Hundreds of people around the largely commercial areas of old Delhi were affected as the gas settled, causing breathing difficulties and severe irritation to the eyes and throat. At least 642 people were treated at six hospitals in the city.
No casualties were reported by the leak of what Mehta termed "a middle category gas," which is corrosive but "not toxic and causes no adverse long-term ailments."
A doctors at the Lohia hospital seemed to concur, saying patients suffered "localized irritation and mild imflammation of eyes and throat." Those admitted were "being kept under observation."
Three senior executives of the plant responsible for its operation and safety have been arrested, and the plant has been closed until "full inquiries are made," said a senior superintendent of police at the plant.
The factory is owned by one of the larger private industrial firms in India, the Sri Ram group.
One of the victims, Pinki Sehgal, a teacher in a primary school in Chandni Chowk, said at a hospital tonight that her breathlessness and hoarseness had increased in the evening.
"Suddenly this thick fog settled on us, and I felt choking," she said, describing her experience today. "After Bhopal the first thing I thought of was, 'Will I live?' "
During the day, authorities issued repeated appeals for calm and warned people to cover their faces with wet towels.

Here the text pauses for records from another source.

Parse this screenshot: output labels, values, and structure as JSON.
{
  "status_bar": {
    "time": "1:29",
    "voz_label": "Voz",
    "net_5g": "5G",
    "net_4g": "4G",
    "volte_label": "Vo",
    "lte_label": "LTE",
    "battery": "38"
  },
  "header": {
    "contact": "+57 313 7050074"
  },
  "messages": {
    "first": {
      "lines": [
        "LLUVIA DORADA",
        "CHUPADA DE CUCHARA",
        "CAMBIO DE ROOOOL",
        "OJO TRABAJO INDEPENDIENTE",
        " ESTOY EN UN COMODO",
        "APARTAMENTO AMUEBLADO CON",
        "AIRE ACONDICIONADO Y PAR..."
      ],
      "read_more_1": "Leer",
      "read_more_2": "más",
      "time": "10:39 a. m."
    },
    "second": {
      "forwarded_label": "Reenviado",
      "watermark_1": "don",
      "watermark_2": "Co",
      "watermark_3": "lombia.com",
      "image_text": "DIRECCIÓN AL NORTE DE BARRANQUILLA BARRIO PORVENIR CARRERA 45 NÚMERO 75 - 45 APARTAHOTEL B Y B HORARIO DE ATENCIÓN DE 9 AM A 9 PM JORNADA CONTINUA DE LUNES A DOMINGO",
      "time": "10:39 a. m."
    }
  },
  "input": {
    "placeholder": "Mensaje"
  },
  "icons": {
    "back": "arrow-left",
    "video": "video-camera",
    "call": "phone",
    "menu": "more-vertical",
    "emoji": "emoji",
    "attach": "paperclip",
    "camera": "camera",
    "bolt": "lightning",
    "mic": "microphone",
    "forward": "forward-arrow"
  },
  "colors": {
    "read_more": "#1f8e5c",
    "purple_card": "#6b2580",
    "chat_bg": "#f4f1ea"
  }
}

State-run All India Radio said an emergency command was set up at the Health Ministry to monitor the situation.
By evening, the flow of injured persons seeking help at hospitals had tapered off.
The doctor at Lohia hospital said, "It is too close to Bhopal for comfort. Everyone remembers and will want answers, even though this is not so bad."
Thirty tons of gas leaked today. The plant produces 100,000 tons a year.